[[ MATERIALS PROVIDED, beginning ]]

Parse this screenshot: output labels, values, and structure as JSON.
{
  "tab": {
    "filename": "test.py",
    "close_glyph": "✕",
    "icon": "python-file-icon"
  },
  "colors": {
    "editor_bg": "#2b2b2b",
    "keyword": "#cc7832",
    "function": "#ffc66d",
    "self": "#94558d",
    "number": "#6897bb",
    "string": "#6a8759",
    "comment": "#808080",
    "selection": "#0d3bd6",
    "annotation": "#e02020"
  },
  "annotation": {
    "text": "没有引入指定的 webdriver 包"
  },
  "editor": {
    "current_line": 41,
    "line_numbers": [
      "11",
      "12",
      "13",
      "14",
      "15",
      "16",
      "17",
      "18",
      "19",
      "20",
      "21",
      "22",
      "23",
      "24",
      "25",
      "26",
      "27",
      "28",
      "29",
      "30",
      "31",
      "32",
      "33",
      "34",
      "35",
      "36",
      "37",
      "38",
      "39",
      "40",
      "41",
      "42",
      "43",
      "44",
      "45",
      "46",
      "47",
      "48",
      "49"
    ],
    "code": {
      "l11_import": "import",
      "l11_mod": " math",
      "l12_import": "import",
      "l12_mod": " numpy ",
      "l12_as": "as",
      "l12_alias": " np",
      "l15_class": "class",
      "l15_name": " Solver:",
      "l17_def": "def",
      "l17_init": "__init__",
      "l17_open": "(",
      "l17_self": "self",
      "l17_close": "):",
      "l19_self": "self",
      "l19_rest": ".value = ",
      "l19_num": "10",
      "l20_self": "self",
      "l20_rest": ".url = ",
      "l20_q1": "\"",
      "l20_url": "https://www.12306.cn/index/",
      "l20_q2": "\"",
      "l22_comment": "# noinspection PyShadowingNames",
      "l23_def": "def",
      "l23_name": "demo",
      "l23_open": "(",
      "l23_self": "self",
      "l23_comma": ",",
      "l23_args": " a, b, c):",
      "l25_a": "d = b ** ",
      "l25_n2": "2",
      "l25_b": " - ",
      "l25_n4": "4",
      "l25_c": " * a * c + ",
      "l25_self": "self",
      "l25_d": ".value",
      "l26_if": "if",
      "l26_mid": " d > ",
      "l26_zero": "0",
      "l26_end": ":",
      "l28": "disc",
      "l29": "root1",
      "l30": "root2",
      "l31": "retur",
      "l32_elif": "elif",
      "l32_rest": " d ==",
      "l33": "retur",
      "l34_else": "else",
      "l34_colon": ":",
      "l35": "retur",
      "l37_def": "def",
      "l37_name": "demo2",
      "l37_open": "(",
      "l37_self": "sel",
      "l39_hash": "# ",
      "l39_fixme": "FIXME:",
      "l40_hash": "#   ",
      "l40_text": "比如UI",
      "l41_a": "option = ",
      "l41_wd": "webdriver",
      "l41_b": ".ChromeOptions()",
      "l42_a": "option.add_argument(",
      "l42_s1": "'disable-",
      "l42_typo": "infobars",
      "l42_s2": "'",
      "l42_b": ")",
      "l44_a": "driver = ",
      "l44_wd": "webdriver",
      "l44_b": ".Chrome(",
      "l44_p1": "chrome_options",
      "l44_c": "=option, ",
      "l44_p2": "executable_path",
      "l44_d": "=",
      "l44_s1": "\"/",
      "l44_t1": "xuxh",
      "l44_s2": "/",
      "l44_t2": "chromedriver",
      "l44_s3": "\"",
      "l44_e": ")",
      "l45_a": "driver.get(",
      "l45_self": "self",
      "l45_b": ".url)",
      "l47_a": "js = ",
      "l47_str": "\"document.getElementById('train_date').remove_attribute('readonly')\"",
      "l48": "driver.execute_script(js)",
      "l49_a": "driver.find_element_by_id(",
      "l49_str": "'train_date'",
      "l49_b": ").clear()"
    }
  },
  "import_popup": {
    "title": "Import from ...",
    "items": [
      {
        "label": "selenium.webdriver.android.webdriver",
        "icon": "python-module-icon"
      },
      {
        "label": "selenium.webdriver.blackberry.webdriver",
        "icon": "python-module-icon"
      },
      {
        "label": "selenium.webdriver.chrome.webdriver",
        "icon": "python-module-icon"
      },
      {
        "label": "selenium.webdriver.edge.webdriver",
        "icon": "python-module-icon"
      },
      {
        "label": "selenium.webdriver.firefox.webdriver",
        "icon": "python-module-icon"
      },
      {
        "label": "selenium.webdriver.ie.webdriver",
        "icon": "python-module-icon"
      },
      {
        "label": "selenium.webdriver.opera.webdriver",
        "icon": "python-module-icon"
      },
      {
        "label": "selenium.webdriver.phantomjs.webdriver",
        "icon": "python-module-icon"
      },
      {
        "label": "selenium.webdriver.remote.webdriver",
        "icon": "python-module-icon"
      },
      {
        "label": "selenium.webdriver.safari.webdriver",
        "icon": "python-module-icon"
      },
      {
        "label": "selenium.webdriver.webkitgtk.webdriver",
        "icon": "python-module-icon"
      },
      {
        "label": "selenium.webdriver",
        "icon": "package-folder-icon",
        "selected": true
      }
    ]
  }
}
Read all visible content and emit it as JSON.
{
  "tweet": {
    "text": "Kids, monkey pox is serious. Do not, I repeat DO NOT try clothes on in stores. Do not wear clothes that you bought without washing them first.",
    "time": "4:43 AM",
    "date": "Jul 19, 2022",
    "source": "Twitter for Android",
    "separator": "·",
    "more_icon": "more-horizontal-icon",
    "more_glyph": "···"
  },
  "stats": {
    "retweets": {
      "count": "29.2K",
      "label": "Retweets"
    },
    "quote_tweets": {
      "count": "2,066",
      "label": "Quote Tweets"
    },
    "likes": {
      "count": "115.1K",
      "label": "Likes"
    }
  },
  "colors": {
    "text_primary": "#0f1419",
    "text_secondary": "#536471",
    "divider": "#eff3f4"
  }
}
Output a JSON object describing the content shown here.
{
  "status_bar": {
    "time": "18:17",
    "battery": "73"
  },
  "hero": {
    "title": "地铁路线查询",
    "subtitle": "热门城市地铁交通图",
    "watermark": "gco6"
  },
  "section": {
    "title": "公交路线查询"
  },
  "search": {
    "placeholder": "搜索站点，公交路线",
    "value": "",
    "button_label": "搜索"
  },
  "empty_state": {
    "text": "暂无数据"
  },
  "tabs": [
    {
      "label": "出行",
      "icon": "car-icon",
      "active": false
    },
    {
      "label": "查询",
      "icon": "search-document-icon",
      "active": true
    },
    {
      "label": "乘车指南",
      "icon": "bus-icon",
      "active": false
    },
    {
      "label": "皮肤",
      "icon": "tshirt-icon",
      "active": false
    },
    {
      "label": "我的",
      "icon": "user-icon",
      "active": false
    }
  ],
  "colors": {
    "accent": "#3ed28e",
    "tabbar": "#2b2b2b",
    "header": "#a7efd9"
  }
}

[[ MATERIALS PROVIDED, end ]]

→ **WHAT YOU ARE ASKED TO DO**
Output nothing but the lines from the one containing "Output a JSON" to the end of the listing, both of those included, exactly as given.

→ **EXERCISE SOLUTION**
Output a JSON object describing the content shown here.
{
  "status_bar": {
    "time": "18:17",
    "battery": "73"
  },
  "hero": {
    "title": "地铁路线查询",
    "subtitle": "热门城市地铁交通图",
    "watermark": "gco6"
  },
  "section": {
    "title": "公交路线查询"
  },
  "search": {
    "placeholder": "搜索站点，公交路线",
    "value": "",
    "button_label": "搜索"
  },
  "empty_state": {
    "text": "暂无数据"
  },
  "tabs": [
    {
      "label": "出行",
      "icon": "car-icon",
      "active": false
    },
    {
      "label": "查询",
      "icon": "search-document-icon",
      "active": true
    },
    {
      "label": "乘车指南",
      "icon": "bus-icon",
      "active": false
    },
    {
      "label": "皮肤",
      "icon": "tshirt-icon",
      "active": false
    },
    {
      "label": "我的",
      "icon": "user-icon",
      "active": false
    }
  ],
  "colors": {
    "accent": "#3ed28e",
    "tabbar": "#2b2b2b",
    "header": "#a7efd9"
  }
}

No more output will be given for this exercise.